Indigenous leaders in Colombia are raising accusations of “genocide” following the latest massacre, in which five members of the Nasa people were killed in southwestern Cauca department. Cristina Bautista, a Nasa traditional authority, or neehwesx, was killed along with four members of the Indigenous Guard, an unarmed community self-defense patrol, when they tried to stop a car of gunmen at a checkpoint. Indigenous peoples have been particularly targeted in the ongoing wave of deadly attacks on social leaders across Colombia. The National Indigenous Organization of Colombia (ONIC) names President Ivan Duque as complicit, for his refusal to talk to indigenous authorities, and his opposition to implementation of the peace deal with the FARC rebels. (Photo: Colombia Reports)

Africa
Nuba protest

Anti-mining protests in Sudan’s Nuba Mountains

For the past several weeks, residents of Sudan’s conflicted Nuba Mountains have waged a protest campaign demanding the closure of unregulated gold mines in the region. Villagers from the communities of Talodi and Kalog, South Kordofan, have been holding a sit-in outside one of the facilities, where they charge cyanide is contaminating local water sources. The mining operation is said to be protected by fighters from the Rapid Support Forces paramilitary headed by warlord Mohammed Hamdan Dagolo AKA “Hemeti,” who is owner of the facility. Twelve people were killed by security forces at another gold mine near Talodi in April. The sit-in has won the support of the Sudanese Professionals Association, the main force behind nationwide protests that toppled strongman Omar Bashir earlier this year. Sit-ins have also spread to other areas affected by gold mining, including Sudan’s Northern State. (Photo: Radio Dabanga)

Iraq
iraqprotest

Security forces fire on Baghdad protesters
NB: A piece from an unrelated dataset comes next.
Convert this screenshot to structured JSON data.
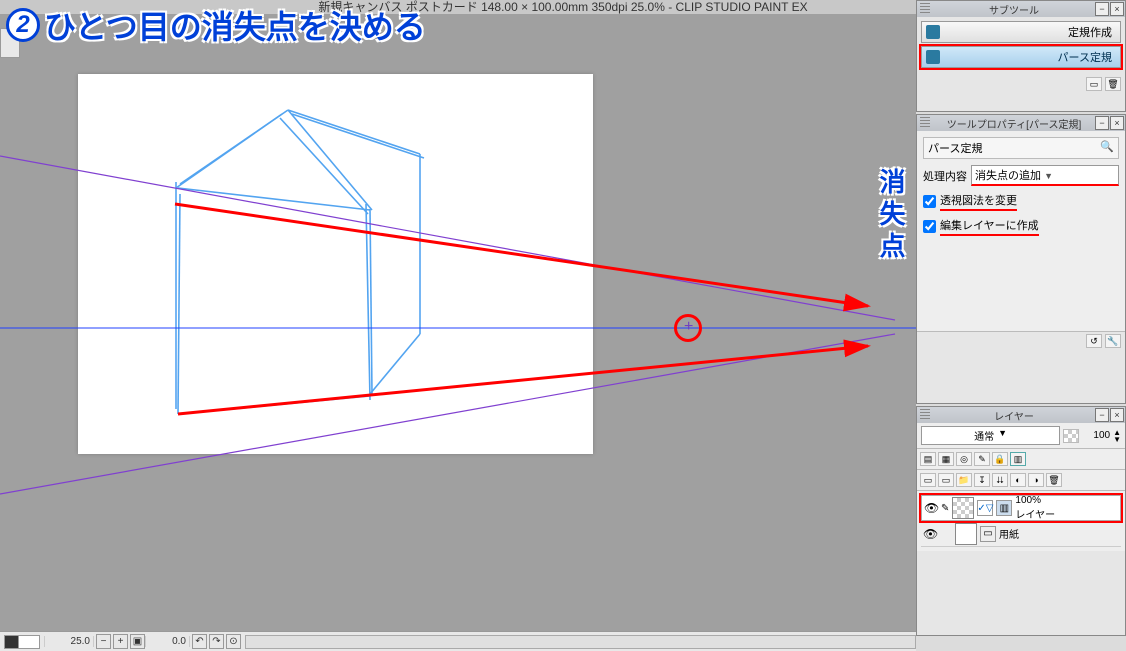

Security forces opened fire on protesters in central Baghdad, with some witnesses reporting more than 10 killed and over 250 wounded. Hundreds had gathered at the city’s Tahrir Square to protest lack of services, rampant corruption, and high unemployment. Several Iraqi provinces have seen mass protests in response to online campaigns to express anger over the deteriorating situation in the country, despite the defeat of ISIS. At least three protesters and one police officer were also killed in Iraq’s southern city of Nasiriya. (Photo via Twitter)